[Hardcover] Wesleyan, 96 pp., $24.95
Archeophonics is the first collection of new work from the poet Peter Gizzi in five years. Archeophonics, defined as the archeology of lost sound, is one way of understanding the role and the task of poetry: to recover the buried sounds and shapes of languages in the tradition of the art, and the multitude of private connections that lie undisclosed in one’s emotional memory. The book takes seriously the opening epigraph by the late great James Schuyler: “poetry, like music, is not just song.” It recognizes that the poem is not a decorative art object but a means of organizing the world, in the words of anthropologist Clifford Geertz, “into transient examples of shaped behavior.”
The Sobbing School by Joshua Bennett
[Paperback] Penguin Books, 96 pp., $18.00
The Sobbing School, Joshua Bennett’s mesmerizing debut collection of poetry, presents songs for the living and the dead that destabilize and de-familiarize representations of black history and contemporary black experience. What animates these poems is a desire to assert life, and interiority, where there is said to be none. Figures as widely divergent as Bobby Brown, Martin Heidegger, and the 19th-century performance artist Henry Box Brown, as well as Bennett’s own family and childhood best friends, appear and are placed in conversation in order to show that there is always a world beyond what we are socialized to see value in, always alternative ways of thinking about relation that explode easy binaries.

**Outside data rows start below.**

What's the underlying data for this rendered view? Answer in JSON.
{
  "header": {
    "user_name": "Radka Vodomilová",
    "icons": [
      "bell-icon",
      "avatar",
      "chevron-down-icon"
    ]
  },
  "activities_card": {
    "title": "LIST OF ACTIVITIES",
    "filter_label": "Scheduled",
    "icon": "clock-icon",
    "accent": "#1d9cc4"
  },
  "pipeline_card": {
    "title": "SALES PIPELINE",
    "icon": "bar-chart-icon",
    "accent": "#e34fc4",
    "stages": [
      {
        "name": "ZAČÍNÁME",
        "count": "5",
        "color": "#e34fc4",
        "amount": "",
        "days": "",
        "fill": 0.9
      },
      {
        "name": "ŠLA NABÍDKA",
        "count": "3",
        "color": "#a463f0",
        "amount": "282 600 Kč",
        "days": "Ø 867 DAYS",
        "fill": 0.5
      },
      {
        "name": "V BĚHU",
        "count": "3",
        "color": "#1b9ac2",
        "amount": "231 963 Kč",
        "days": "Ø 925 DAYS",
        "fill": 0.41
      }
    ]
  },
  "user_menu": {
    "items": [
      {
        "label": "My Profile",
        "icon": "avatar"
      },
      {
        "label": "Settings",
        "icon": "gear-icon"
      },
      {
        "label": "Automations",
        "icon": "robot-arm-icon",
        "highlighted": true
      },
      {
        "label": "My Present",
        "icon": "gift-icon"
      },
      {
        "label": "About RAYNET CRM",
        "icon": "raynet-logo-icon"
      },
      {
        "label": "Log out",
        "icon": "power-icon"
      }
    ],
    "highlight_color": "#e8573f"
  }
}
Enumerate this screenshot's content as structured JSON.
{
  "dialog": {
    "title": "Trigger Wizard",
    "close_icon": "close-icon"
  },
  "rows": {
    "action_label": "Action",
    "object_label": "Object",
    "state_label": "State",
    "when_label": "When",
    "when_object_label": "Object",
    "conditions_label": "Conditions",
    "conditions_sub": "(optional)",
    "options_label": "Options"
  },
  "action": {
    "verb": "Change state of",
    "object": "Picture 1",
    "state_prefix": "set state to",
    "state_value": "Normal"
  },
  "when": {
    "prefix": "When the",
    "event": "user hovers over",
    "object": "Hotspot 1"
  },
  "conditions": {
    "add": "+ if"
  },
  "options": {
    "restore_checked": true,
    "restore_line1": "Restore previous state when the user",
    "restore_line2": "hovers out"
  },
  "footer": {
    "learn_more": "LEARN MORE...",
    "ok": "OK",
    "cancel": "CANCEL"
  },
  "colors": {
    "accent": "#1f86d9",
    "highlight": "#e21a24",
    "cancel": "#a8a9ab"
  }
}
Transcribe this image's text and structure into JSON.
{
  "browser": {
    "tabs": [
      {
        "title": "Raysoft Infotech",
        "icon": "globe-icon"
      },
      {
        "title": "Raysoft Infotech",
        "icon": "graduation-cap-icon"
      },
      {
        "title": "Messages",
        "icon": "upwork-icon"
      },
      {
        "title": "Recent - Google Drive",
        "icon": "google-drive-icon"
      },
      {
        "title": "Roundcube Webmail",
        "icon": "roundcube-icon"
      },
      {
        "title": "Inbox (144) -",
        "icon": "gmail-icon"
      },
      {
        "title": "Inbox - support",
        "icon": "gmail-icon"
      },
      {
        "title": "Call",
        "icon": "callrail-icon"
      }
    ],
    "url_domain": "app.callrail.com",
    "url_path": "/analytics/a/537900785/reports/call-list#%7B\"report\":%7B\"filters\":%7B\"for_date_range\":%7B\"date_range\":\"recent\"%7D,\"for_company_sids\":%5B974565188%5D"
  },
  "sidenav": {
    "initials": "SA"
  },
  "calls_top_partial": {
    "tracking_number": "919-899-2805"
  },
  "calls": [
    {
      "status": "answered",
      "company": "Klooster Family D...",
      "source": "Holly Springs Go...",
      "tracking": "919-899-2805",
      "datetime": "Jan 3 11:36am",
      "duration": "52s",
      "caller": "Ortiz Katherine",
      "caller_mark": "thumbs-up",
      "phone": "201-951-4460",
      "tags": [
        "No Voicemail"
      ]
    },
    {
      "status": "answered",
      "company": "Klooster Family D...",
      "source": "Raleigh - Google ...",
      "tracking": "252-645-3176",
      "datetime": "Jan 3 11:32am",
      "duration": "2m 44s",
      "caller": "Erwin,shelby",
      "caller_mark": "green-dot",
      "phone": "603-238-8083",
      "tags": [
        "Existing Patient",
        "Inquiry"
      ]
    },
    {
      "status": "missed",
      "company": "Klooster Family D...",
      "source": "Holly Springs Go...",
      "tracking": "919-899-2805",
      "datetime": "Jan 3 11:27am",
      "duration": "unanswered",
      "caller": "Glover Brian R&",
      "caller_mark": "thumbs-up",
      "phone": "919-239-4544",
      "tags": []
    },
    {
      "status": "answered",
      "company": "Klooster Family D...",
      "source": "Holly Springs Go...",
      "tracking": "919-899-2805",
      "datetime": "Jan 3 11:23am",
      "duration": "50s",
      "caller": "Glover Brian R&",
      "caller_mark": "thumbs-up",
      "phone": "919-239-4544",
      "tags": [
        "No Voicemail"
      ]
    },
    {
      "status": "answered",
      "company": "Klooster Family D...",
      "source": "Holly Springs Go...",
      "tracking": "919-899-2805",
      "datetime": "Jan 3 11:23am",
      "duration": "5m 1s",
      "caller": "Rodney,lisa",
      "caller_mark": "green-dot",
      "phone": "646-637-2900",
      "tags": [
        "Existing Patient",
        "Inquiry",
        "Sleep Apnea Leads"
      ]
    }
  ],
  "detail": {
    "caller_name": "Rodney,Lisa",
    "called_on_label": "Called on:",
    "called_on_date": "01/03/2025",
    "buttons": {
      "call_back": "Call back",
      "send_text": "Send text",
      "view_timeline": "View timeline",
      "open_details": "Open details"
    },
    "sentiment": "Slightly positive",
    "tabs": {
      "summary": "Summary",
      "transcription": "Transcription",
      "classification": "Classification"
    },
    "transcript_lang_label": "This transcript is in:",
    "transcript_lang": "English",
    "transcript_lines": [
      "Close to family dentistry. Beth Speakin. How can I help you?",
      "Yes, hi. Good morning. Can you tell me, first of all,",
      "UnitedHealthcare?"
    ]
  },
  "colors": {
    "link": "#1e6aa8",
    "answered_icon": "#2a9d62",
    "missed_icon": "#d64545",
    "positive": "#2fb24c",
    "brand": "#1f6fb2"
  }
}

Violet Energy Ingots by Hoa Nguyen
[Hardcover] Wave Books, 104 pp., $25.00
The poems in Violet Energy Ingots contain a sense of dis-ease, rupture, things frayed, and grief—as love shimmers the edges. Ryo Yamaguchi describes Nguyen’s writing as “a kind of stuttering with intelligences, impressions, and emotions flaring up as the words find their pathways.” As grounded in the earth as in the stars, her poems are reminders of the possibilities of contemplation in every space and moment.
Unshrinking the Lyric: An Interview with Carmen Giménez Smith

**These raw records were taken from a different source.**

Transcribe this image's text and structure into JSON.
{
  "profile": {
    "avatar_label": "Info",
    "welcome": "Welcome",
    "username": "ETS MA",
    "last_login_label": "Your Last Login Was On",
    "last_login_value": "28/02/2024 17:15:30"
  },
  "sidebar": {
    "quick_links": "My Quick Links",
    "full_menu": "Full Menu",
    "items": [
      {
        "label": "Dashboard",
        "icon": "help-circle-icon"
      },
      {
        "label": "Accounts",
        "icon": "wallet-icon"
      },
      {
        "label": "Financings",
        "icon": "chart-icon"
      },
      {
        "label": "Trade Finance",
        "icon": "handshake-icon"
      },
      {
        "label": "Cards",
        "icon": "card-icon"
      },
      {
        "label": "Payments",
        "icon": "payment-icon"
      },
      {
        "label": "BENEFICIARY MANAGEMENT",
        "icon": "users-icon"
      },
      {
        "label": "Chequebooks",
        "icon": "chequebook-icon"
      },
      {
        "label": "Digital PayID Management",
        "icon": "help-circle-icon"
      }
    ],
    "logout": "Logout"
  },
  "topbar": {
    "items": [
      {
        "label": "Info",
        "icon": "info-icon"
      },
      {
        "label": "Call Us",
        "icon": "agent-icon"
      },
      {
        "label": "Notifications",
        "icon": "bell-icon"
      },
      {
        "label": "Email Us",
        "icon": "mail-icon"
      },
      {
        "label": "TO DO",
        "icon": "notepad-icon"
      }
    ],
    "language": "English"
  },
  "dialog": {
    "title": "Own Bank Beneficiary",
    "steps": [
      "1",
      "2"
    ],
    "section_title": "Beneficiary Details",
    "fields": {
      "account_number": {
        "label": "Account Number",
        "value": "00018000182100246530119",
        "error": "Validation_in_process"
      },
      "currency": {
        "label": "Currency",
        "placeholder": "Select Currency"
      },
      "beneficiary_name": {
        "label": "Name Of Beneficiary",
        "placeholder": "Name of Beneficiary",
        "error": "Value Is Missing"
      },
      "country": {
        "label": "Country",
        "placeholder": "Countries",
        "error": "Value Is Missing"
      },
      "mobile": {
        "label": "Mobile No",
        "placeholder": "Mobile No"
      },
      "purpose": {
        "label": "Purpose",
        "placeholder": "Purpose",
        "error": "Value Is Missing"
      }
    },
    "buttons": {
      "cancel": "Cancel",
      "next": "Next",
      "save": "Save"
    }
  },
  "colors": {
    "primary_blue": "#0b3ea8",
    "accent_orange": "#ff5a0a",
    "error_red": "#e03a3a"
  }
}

Julian Gewirtz interviews Carmen Giménez Smith
Funny and ferocious, aflame with cross-cultural and multilingual inspiration, Carmen Giménez Smith is a poet and editor whose practices are linked by formal innovations and political commitments. Her most recent book, Milk and Filth (a finalist for the National Book Critics Circle Award in Poetry), rubs against the rough surfaces of history, shedding identities and mythologies like snakeskins. As an editor, Giménez Smith oversees Noemi Press, based in Las Cruces, New Mexico, which has published books by Shane McCrae, Rusty Morrison, Chloe Garcia Roberts, and Douglas Kearney.
How Poet Elizabeth Alexander Turned Sorrow into Celebration of Love
In her acclaimed memoir, author Elizabeth Alexander writes about the excruciating loss of her husband – but also of their joyous life together.
by Laurie Hertzel
To read Elizabeth Alexander’s account of her 50-year-old husband’s death is to understand anguish. “The medics rush him into the emergency room, and the doctors usher me into a roomette where they work,” Alexander writes in her memoir, “The Light of the World.” “I keep my hand on his calf the whole time. He is still warm. They cut off his clothes. As his body is exposed, a doctor in a turban closes the curtains.”
Gretchen Marquette's work has appeared in Poetry Magazine, Harper's, Tin House, The Paris Review, and other places. Her first book, May Day, was released from Graywolf Press in 2016. She lives and works in Minneapolis.
Envoi: Editor's Notes
Lessons from the Past: Siegfried Sassoon
“For it is humanly certain that most of us remember very little of what we have read. To open almost any book a second time is to be reminded that we had forgotten well-nigh everything that the writer told us. Parting from the narrator and his narrative, we retain only a fading impression; and he, as it were, takes the book away from us and tucks it under his arm.”
― Siegfried Sassoon
Good to know. I thought it was just me.—ed.